In its May policy review, the MPC had refrained from offering a specific level for growth in gross domestic product (GDP) while pegging it to be in negative territory for FY21.
The monetary policy committee (MPC) must frontload rate actions in view of the rapidly deteriorating economic outlook, Reserve Bank of India (RBI) governor Shaktikanta Das wrote in the minutes of the policy meeting held on May 20-22, explaining the reason behind advancing the meeting scheduled for June 3-5.
Das wrote that since the last off-cycle MPC meeting on March 27, macro-financial conditions had deteriorated rapidly. “The benign inflation outlook that is expected for the second half of 2020-21, coupled with the rising probability of a sharper loss of growth momentum in the near-term, has provided us with more policy space to ease financial conditions further and stimulate growth. Since the outbreak of Covid-19, the MPC has voted for front-loading its actions. In view of the deteriorating outlook, it is critical to reinforce these actions in sync with the space provided by the underlying conditions,” he said.
Deputy governor Michael Patra painted a far bleaker picture of the growth outlook and said that India’s growth was likely being set back on a more permanent basis. “In fact, my view is that the damage is so deep and extensive that India’s potential output has been pushed down, and it will take years to repair,” Patra said, adding, “In the deliberations of the MPC, my view is that the threats to growth have to be addressed frontally and aggressively, or risk a more dire outlook.”
At the same time, Patra made a case for calibrating the quantum of the rate cut to the space opened up by the inflation outlook, after allowing for margins of error in these fluid and uncertain times, while keeping in mind the ramifications of the size of the rate reduction for financial stability. While the MPC has predicted a benign trajectory for inflation, its surveys on household expectations of inflation, the results of which were released on Thursday, showed that median inflation perception and expectations increased sharply in May 2020 as compared with the March 2020 round of the survey.

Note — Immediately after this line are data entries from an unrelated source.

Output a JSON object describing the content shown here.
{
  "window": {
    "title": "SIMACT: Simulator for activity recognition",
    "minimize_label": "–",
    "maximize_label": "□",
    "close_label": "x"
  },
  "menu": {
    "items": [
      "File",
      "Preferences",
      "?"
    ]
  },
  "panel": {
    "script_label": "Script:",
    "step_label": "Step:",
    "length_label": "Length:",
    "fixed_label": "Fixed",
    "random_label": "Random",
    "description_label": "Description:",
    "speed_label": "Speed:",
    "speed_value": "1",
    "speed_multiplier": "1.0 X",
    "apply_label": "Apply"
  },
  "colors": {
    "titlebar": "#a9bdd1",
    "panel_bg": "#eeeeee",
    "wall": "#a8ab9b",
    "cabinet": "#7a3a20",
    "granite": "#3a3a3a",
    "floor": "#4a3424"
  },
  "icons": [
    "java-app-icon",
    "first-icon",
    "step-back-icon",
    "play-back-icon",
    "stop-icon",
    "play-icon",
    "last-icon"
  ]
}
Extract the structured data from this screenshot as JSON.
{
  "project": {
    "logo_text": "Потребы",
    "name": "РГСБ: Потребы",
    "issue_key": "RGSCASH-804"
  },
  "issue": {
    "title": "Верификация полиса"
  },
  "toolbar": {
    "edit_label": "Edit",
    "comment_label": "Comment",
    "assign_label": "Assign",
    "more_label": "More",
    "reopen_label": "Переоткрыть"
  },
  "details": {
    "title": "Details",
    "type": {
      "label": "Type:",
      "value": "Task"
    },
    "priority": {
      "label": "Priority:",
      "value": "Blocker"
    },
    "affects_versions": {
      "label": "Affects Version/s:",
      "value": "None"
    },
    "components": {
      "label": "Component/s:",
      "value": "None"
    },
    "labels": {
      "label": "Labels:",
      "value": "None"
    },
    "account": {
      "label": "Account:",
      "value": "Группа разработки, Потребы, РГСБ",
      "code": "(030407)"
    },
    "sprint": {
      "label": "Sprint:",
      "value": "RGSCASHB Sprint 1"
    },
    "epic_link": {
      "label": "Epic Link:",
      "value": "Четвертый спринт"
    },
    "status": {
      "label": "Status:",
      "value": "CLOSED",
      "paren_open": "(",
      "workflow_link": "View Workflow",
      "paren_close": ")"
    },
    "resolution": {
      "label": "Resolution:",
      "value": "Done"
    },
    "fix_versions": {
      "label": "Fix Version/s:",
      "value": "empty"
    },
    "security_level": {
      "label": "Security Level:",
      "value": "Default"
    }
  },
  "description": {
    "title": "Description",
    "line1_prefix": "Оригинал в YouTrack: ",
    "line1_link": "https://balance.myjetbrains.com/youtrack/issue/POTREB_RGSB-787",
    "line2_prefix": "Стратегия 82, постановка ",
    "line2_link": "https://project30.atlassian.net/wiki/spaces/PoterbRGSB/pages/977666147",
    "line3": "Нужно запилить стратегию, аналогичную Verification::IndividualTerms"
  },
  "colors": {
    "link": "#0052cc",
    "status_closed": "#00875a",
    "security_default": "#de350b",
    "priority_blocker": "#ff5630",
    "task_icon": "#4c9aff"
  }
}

In its May policy review, the MPC had refrained from offering a specific level for growth in gross domestic product (GDP) while pegging it to be in negative territory for FY21. External member Ravindra Dholakia wrote that along with a distinct possibility of the real GDP growth in India during 2020-21 being in the negative zone for the first time in the last 40 years, even the nominal GDP growth may slip into the negative zone.
Another external member, Chetan Ghate, voted for a 25-basis point (bps) cut in the repo, as against the 40-bps cut that all other members agreed upon, and observed that the MPC “should keep some gunpowder dry” for later.
“The strongest argument for a big rate cut would therefore be the dire growth outcomes because of Covid. However, such rate cuts should be saved for when the economy starts reviving, and not when we are in a lock-down. Rate cuts, assuming that there is transmission and banks lend, works most effectively when the economy is on the upside,” Ghate wrote.